### WHAT THIS TASK INVOLVES
Pictures aside, the data must be reproduced exactly.

### EXERCISE INPUT

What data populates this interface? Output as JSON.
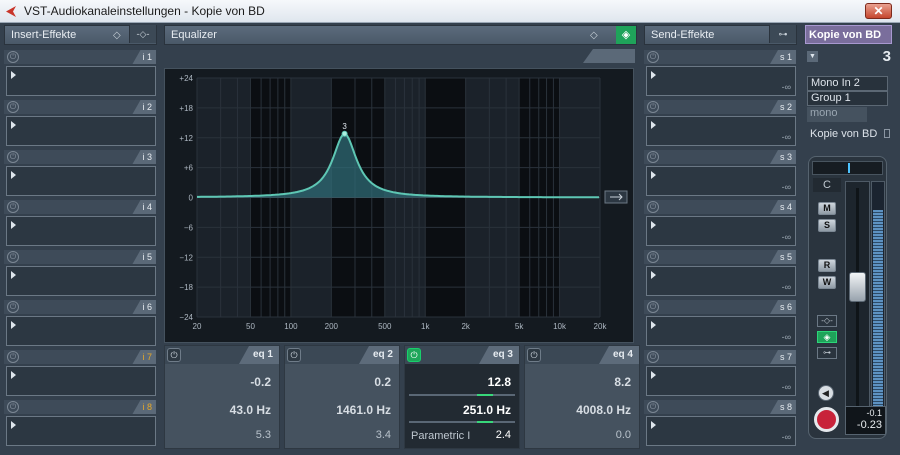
{
  "window": {
    "title": "VST-Audiokanaleinstellungen - Kopie von BD",
    "close_label": "✕"
  },
  "inserts": {
    "header": "Insert-Effekte",
    "slots": [
      {
        "label": "i 1",
        "highlight": false
      },
      {
        "label": "i 2",
        "highlight": false
      },
      {
        "label": "i 3",
        "highlight": false
      },
      {
        "label": "i 4",
        "highlight": false
      },
      {
        "label": "i 5",
        "highlight": false
      },
      {
        "label": "i 6",
        "highlight": false
      },
      {
        "label": "i 7",
        "highlight": true
      },
      {
        "label": "i 8",
        "highlight": true
      }
    ]
  },
  "equalizer": {
    "header": "Equalizer",
    "y_ticks": [
      "+24",
      "+18",
      "+12",
      "+6",
      "0",
      "−6",
      "−12",
      "−18",
      "−24"
    ],
    "x_ticks": [
      "20",
      "50",
      "100",
      "200",
      "500",
      "1k",
      "2k",
      "5k",
      "10k",
      "20k"
    ],
    "curve": {
      "peak_freq_hz": 251,
      "peak_gain_db": 12.8,
      "q": 2.4,
      "marker_label": "3"
    },
    "bands": [
      {
        "name": "eq 1",
        "gain": "-0.2",
        "freq": "43.0 Hz",
        "q": "5.3",
        "active": false,
        "type": ""
      },
      {
        "name": "eq 2",
        "gain": "0.2",
        "freq": "1461.0 Hz",
        "q": "3.4",
        "active": false,
        "type": ""
      },
      {
        "name": "eq 3",
        "gain": "12.8",
        "freq": "251.0 Hz",
        "q": "2.4",
        "active": true,
        "type": "Parametric I"
      },
      {
        "name": "eq 4",
        "gain": "8.2",
        "freq": "4008.0 Hz",
        "q": "0.0",
        "active": false,
        "type": ""
      }
    ]
  },
  "sends": {
    "header": "Send-Effekte",
    "slots": [
      {
        "label": "s 1",
        "value": "-∞"
      },
      {
        "label": "s 2",
        "value": "-∞"
      },
      {
        "label": "s 3",
        "value": "-∞"
      },
      {
        "label": "s 4",
        "value": "-∞"
      },
      {
        "label": "s 5",
        "value": "-∞"
      },
      {
        "label": "s 6",
        "value": "-∞"
      },
      {
        "label": "s 7",
        "value": "-∞"
      },
      {
        "label": "s 8",
        "value": "-∞"
      }
    ]
  },
  "channel": {
    "name": "Kopie von BD",
    "number": "3",
    "input": "Mono In 2",
    "output": "Group 1",
    "mode": "mono",
    "routing_name": "Kopie von BD",
    "pan": "C",
    "buttons": {
      "mute": "M",
      "solo": "S",
      "read": "R",
      "write": "W"
    },
    "fader_level": 0.58,
    "meter_level": 0.88,
    "peak": "-0.1",
    "volume": "-0.23"
  }
}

### REPLY TO THE TASK
What data populates this interface? Output as JSON.
{
  "window": {
    "title": "VST-Audiokanaleinstellungen - Kopie von BD",
    "close_label": "✕"
  },
  "inserts": {
    "header": "Insert-Effekte",
    "slots": [
      {
        "label": "i 1",
        "highlight": false
      },
      {
        "label": "i 2",
        "highlight": false
      },
      {
        "label": "i 3",
        "highlight": false
      },
      {
        "label": "i 4",
        "highlight": false
      },
      {
        "label": "i 5",
        "highlight": false
      },
      {
        "label": "i 6",
        "highlight": false
      },
      {
        "label": "i 7",
        "highlight": true
      },
      {
        "label": "i 8",
        "highlight": true
      }
    ]
  },
  "equalizer": {
    "header": "Equalizer",
    "y_ticks": [
      "+24",
      "+18",
      "+12",
      "+6",
      "0",
      "−6",
      "−12",
      "−18",
      "−24"
    ],
    "x_ticks": [
      "20",
      "50",
      "100",
      "200",
      "500",
      "1k",
      "2k",
      "5k",
      "10k",
      "20k"
    ],
    "curve": {
      "peak_freq_hz": 251,
      "peak_gain_db": 12.8,
      "q": 2.4,
      "marker_label": "3"
    },
    "bands": [
      {
        "name": "eq 1",
        "gain": "-0.2",
        "freq": "43.0 Hz",
        "q": "5.3",
        "active": false,
        "type": ""
      },
      {
        "name": "eq 2",
        "gain": "0.2",
        "freq": "1461.0 Hz",
        "q": "3.4",
        "active": false,
        "type": ""
      },
      {
        "name": "eq 3",
        "gain": "12.8",
        "freq": "251.0 Hz",
        "q": "2.4",
        "active": true,
        "type": "Parametric I"
      },
      {
        "name": "eq 4",
        "gain": "8.2",
        "freq": "4008.0 Hz",
        "q": "0.0",
        "active": false,
        "type": ""
      }
    ]
  },
  "sends": {
    "header": "Send-Effekte",
    "slots": [
      {
        "label": "s 1",
        "value": "-∞"
      },
      {
        "label": "s 2",
        "value": "-∞"
      },
      {
        "label": "s 3",
        "value": "-∞"
      },
      {
        "label": "s 4",
        "value": "-∞"
      },
      {
        "label": "s 5",
        "value": "-∞"
      },
      {
        "label": "s 6",
        "value": "-∞"
      },
      {
        "label": "s 7",
        "value": "-∞"
      },
      {
        "label": "s 8",
        "value": "-∞"
      }
    ]
  },
  "channel": {
    "name": "Kopie von BD",
    "number": "3",
    "input": "Mono In 2",
    "output": "Group 1",
    "mode": "mono",
    "routing_name": "Kopie von BD",
    "pan": "C",
    "buttons": {
      "mute": "M",
      "solo": "S",
      "read": "R",
      "write": "W"
    },
    "fader_level": 0.58,
    "meter_level": 0.88,
    "peak": "-0.1",
    "volume": "-0.23"
  }
}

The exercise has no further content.